▶ [EXERCISE OBJECTIVE]: Of the lines below, report only those that contain "data".

# # # # #

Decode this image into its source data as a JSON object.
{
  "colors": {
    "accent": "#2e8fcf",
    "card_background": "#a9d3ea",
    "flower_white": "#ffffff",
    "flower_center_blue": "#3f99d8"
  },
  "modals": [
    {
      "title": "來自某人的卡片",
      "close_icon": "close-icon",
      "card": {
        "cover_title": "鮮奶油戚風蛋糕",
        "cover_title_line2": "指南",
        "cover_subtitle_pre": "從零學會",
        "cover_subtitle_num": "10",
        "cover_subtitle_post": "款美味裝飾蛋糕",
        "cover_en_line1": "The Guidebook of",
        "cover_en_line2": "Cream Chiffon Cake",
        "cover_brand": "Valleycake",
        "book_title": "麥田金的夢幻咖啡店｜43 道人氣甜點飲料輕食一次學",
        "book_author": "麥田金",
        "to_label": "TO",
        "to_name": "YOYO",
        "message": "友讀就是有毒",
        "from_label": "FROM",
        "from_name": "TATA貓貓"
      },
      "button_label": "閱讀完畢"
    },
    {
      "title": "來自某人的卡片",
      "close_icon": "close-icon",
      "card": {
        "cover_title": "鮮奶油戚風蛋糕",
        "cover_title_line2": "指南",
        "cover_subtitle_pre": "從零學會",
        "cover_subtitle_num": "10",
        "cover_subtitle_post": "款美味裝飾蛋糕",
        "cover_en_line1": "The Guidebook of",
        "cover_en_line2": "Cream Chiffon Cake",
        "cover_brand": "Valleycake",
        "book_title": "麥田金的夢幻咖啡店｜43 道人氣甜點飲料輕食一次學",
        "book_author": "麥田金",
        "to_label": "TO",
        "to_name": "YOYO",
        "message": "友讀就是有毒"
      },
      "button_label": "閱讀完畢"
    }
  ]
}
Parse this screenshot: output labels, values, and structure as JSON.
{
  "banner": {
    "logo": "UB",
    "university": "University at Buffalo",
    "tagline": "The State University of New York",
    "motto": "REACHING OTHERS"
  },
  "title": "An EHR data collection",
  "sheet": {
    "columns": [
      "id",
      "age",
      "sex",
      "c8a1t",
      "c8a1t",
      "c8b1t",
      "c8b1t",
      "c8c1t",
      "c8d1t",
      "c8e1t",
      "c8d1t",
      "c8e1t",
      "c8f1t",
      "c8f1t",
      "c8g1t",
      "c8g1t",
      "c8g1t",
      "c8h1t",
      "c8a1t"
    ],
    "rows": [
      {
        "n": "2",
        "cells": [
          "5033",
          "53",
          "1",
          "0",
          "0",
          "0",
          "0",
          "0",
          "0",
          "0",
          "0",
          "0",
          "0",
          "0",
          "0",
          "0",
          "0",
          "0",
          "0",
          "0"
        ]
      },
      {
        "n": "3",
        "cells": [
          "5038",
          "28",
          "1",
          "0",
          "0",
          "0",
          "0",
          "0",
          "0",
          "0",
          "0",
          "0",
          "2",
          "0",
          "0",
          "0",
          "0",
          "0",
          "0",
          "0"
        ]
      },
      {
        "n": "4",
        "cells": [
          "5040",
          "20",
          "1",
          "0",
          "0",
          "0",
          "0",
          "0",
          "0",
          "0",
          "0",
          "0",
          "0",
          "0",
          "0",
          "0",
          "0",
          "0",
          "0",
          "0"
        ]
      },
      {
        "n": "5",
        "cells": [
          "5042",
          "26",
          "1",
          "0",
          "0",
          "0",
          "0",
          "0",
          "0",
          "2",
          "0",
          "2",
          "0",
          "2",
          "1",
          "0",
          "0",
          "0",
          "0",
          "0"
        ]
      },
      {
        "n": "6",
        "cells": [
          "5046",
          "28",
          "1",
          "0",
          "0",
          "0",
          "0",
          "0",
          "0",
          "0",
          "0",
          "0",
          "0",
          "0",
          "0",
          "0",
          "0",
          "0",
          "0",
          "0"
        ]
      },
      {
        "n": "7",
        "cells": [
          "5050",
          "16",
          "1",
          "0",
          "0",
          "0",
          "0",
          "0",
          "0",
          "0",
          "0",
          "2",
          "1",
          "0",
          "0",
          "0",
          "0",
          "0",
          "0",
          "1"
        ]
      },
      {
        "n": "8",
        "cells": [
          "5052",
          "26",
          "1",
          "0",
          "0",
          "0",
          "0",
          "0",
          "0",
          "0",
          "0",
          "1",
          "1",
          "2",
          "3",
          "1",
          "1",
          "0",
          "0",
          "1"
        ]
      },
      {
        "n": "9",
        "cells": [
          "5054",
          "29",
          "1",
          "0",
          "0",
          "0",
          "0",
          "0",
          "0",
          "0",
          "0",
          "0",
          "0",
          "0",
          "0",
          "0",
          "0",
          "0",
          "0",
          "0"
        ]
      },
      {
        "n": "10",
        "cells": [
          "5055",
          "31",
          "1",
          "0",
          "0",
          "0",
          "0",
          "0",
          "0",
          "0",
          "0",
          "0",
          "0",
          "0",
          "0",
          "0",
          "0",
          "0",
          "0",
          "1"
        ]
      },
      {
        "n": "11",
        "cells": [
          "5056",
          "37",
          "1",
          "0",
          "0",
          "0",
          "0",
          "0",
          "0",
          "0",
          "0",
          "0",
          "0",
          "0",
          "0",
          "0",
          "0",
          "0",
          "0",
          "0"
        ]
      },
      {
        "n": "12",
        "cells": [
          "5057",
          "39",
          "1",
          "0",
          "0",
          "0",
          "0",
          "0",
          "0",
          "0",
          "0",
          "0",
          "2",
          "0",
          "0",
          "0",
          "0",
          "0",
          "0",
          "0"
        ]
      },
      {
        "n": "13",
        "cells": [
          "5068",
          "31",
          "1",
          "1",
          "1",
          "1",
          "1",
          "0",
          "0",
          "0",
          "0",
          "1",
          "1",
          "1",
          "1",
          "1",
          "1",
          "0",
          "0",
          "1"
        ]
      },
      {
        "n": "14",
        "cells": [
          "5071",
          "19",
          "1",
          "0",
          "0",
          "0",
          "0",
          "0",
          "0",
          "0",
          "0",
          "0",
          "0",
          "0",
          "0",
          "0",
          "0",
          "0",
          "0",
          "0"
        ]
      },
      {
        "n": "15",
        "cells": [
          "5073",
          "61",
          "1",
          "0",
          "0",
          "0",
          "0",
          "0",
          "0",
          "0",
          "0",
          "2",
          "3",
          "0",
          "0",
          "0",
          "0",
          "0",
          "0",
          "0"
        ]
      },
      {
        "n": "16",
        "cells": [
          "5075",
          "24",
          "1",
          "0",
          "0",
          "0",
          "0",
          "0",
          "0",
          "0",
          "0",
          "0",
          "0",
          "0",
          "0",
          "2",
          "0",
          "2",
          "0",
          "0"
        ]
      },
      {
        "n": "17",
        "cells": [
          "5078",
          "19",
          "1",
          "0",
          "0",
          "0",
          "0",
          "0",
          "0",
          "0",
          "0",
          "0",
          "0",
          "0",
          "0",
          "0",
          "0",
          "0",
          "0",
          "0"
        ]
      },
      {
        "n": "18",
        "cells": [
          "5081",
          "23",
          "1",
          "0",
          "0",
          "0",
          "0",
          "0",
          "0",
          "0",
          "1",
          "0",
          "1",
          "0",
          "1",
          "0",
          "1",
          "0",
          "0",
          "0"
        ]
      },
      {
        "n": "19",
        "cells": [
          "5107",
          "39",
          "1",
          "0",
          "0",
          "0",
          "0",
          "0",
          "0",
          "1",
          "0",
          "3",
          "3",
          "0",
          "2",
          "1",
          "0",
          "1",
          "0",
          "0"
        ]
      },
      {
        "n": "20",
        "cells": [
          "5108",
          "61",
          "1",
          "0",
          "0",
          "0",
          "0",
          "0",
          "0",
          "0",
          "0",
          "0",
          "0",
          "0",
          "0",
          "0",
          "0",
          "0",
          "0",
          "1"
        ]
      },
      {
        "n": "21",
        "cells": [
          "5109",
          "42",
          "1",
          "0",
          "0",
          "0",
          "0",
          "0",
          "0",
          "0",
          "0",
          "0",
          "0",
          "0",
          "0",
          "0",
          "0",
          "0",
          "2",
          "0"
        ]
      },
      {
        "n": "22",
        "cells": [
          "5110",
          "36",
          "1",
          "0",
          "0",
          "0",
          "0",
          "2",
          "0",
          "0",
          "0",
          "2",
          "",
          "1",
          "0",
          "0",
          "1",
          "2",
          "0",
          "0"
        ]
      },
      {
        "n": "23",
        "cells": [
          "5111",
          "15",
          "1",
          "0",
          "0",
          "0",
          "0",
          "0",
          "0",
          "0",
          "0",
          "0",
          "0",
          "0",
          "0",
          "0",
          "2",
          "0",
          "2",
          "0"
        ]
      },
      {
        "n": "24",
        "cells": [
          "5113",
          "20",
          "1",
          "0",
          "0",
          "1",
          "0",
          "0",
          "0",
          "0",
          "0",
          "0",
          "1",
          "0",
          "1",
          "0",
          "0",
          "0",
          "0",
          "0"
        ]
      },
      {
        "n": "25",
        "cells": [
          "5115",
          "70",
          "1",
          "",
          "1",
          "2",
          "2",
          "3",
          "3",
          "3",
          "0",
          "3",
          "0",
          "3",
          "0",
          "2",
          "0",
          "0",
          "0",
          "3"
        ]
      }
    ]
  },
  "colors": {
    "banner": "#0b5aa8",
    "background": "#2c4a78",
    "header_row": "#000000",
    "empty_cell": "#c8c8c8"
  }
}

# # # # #

▶ [EXERCISE OUTPUT]:
Decode this image into its source data as a JSON object.
  "title": "An EHR data collection",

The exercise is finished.